WARNING: Mild spoilers for The Lion King 2019.
The way in which Rafiki (John Kani) learns of Simba’s (Donald Glover) survival is better in the remake of The Lion King than in the 1994 animated classic. The Lion King is widely regarded as one of Disney’s best animated movies, if not one of the greatest of all time. As such, director Jon Favreau’s hyper-realistic remake has been a controversial prospect for many moviegoers, who have hoped that it justifies its existence by offering something new, whilst simultaneously respecting the original, powerful tale. Favreau largely recreates the classic film’s story and songs frame-by-frame, but he still manages to update various elements. One of his most significant changes centers upon the simian shaman’s growing connection with Simba – and it is a big success.
Indeed, in the original Lion King, Timon (Nathan Lane) and Pumbaa (Ernie Sabella) hurt the young lion’s (Matthew Broderick) feelings by tactlessly ridiculing his father’s (James Earl Jones) theory about stars. Dejected, Simba flops down upon a clump of flowers, which creates a cloud of dust and seeds (that, allegedly, spelled out the word "sex"). Carried by the wind, these spores travel back to the Pride Lands where they are intercepted by Rafiki (Robert Guillaume) who determines that the true king lives on via mystical means. Filled with hope once again, Rafiki sets off to convince the conflicted noble to retake his homeland.
Favreau’s remake of The Lion King may largely begin and end in the same way for Rafiki and Simba, but the circumstances of their eventual meeting change considerably. Instead of flower petals traversing the desert, it is a loose clump of Simba’s mane that takes flight. Yet here, it does not soar directly to Rafiki’s fist. The 2019 movie contains an extended sequence where the fur passes through a series of new owners; a bird uses the hair to construct his nest, before his mate discards it. Caught in the branches of the tree, Simba’s down is eaten and digested by a giraffe, whereby a dung beetle unwittingly maneuvers it through the desert. Later, the fibers come loose and are found by wood ants that carry the clump past an intrigued Rafiki, who soon recognizes its owner’s scent.
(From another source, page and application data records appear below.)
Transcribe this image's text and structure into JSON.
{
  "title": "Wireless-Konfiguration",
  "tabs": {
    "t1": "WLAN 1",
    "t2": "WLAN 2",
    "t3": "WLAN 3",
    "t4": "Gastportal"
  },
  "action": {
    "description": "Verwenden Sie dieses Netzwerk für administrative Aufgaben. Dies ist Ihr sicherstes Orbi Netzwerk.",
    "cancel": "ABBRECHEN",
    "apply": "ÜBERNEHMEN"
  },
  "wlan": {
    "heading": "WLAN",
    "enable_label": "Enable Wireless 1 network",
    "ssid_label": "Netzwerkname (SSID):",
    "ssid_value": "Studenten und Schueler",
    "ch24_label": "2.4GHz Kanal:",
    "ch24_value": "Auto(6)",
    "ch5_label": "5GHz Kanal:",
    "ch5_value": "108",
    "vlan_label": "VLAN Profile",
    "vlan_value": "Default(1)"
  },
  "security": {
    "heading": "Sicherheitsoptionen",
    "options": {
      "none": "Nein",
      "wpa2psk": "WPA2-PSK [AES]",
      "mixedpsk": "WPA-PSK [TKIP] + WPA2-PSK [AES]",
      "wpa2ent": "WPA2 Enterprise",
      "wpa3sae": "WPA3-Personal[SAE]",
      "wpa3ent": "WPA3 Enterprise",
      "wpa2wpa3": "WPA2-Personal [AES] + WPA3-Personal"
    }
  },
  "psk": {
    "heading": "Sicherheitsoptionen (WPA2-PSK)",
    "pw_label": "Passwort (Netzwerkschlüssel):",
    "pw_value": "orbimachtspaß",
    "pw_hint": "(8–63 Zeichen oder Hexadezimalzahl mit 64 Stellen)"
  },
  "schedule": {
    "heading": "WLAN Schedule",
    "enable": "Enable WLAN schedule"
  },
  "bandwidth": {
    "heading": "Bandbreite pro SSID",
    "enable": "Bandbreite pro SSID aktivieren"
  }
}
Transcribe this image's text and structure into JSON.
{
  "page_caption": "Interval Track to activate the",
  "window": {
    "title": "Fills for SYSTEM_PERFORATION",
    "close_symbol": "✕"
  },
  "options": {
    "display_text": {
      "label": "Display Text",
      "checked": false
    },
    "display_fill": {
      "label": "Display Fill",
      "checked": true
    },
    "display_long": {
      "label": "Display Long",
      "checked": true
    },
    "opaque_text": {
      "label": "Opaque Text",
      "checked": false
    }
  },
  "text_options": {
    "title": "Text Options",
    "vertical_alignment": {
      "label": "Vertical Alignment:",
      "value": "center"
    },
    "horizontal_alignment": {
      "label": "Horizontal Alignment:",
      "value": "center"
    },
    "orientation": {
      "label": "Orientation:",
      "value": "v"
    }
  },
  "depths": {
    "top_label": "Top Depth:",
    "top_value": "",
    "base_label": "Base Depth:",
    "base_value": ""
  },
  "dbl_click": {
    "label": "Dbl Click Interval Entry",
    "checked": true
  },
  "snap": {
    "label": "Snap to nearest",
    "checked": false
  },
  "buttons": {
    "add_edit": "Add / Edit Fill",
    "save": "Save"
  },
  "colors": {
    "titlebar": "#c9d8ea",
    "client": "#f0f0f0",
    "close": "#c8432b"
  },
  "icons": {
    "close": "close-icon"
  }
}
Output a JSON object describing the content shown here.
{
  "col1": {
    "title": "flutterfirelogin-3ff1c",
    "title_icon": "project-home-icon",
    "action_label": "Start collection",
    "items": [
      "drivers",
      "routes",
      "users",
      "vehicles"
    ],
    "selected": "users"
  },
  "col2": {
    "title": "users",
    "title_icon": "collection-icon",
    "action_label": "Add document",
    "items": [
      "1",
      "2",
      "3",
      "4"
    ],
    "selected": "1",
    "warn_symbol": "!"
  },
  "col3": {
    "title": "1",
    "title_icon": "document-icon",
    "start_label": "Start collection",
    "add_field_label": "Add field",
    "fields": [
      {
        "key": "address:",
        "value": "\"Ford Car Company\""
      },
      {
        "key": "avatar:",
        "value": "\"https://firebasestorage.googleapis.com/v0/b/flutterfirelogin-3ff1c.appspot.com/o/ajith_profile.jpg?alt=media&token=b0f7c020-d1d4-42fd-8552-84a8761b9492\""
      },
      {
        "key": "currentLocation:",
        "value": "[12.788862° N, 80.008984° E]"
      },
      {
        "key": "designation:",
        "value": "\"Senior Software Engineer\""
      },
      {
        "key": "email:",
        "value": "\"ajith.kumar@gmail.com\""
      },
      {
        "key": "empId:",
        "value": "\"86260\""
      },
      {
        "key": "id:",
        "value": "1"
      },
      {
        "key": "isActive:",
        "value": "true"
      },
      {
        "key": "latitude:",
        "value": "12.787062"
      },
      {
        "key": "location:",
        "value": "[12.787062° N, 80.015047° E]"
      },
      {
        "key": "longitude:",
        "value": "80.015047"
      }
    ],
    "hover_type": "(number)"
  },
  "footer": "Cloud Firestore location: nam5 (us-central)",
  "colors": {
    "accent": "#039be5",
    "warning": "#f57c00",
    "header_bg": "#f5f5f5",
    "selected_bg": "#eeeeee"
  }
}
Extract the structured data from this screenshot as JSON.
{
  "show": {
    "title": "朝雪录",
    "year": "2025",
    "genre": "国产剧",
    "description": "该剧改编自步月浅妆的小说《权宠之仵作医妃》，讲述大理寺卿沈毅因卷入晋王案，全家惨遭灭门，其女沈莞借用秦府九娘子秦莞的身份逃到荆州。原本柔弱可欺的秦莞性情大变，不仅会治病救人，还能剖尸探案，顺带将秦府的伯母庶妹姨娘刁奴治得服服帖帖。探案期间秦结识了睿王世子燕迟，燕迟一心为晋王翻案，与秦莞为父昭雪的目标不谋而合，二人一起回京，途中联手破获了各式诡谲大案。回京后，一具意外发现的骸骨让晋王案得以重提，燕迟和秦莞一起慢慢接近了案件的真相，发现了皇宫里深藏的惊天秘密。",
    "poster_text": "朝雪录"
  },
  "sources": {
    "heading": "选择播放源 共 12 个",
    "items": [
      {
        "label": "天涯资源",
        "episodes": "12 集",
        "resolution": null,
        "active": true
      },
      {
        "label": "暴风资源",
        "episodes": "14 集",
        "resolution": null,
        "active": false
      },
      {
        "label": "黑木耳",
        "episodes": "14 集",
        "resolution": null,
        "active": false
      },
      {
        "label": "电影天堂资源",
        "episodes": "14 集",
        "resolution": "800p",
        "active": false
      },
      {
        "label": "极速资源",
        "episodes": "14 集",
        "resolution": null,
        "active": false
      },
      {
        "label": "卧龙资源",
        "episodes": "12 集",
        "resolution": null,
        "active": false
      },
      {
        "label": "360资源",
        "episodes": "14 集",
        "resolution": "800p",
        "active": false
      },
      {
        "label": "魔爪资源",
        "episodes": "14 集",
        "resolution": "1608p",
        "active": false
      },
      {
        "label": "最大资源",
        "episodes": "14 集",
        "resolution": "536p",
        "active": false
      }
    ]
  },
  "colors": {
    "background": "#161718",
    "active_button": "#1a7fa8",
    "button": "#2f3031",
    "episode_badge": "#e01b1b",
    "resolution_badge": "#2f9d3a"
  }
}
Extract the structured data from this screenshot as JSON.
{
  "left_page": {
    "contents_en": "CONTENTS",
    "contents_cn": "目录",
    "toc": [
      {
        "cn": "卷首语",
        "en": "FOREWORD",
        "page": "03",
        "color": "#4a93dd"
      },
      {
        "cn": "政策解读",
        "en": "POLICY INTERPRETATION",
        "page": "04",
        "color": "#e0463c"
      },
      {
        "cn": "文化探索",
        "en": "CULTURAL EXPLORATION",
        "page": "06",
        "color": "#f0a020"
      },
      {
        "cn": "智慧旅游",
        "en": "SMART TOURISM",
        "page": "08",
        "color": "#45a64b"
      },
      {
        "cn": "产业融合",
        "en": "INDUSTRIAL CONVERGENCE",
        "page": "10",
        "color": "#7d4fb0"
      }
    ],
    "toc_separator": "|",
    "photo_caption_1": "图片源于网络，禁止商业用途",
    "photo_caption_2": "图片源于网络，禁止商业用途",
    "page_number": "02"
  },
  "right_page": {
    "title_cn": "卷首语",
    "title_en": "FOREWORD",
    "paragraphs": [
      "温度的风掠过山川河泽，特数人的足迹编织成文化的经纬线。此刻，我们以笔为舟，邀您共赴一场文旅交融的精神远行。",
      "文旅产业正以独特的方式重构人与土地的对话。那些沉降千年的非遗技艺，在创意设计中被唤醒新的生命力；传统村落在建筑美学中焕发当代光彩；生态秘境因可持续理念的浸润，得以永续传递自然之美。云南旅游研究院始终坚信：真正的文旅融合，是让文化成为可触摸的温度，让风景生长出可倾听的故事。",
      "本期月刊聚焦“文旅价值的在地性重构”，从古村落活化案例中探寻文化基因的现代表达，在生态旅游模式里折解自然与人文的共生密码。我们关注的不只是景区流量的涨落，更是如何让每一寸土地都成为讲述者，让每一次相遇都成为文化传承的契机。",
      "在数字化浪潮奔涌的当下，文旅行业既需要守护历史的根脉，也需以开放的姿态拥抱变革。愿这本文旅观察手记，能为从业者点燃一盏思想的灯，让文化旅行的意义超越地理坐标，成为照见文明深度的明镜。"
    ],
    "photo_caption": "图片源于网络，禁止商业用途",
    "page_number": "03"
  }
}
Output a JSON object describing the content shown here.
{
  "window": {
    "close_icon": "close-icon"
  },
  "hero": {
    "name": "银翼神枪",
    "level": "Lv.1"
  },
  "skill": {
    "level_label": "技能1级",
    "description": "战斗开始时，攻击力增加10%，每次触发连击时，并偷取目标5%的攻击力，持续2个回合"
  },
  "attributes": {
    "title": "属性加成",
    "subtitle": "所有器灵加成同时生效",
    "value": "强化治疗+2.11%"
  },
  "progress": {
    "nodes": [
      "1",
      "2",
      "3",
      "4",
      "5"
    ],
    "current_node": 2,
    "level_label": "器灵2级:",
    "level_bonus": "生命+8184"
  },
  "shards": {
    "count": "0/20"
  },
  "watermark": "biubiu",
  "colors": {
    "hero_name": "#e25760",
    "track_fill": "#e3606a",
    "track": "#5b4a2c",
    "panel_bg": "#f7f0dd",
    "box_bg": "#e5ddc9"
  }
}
These new scenes are not just successful because they showcase the film’s stunning animation – or because they’re more realistic, and therefore complementary to the remake’s aesthetic. Indeed, some fans will dislike how the new The Lion King downplays Rafiki’s mysticism through this sequence. Yet in doing so, Favreau actually reinforces the story’s larger themes in a simple but effective way.
Both versions of The Lion King follow Simba as he wrangles with his destiny as King of the Pride Lands. However, even at his saddest point in exile, fate is working to put Simba back on the throne by alerting the one animal who can guide him back. But Favreau’s The Lion King really underscores the strength of Simba’s connection to Pride Rock by having numerous instances that could have inadvertently halted the sign to Rafiki that the prince is still alive. The odds of the hair making it all that way are surely astronomical, and that's the point.
Furthermore, the fact that Simba’s fur is eaten and utilized by creatures great and small keys into the film’s most crucial message. Earlier in The Lion King, Mufasa takes great pains to educate Simba about the natural order, and how he must respect and prioritize other creatures over his own whims when he is king. Though Simba initially wishes to change things up, he soon realizes how mistaken he is – especially after the barren wasteland of Scar’s (Chiwetel Ejiofor) reign exemplifies the results of selfishness and indifference to others. As such, the added relay of Simba’s mane cleverly denotes the power of intended (and unintended) actions, and literally displays the interlinked Circle of Life in action. Indeed, Simba (or part of him) is both master and subject in this journey, whether he likes it or not.
A common criticism of Disney’s live-action remakes is that changes and embellishments often deviate and harm their original plots, such as the addition of Prince Anders (Billy Magnussen) in Aladdin and Belle’s (Emma Watson) visit to Paris in Beauty and the Beast. Mufasa’s amended death - and the inclusion of Timon’s (Billy Eichner) meta movie reference - are similarly debatable alterations. However, Jon Favreau’s new sequence for Simba and Rafiki successfully enhances The Lion King’s central subtext and bolsters an already stellar story.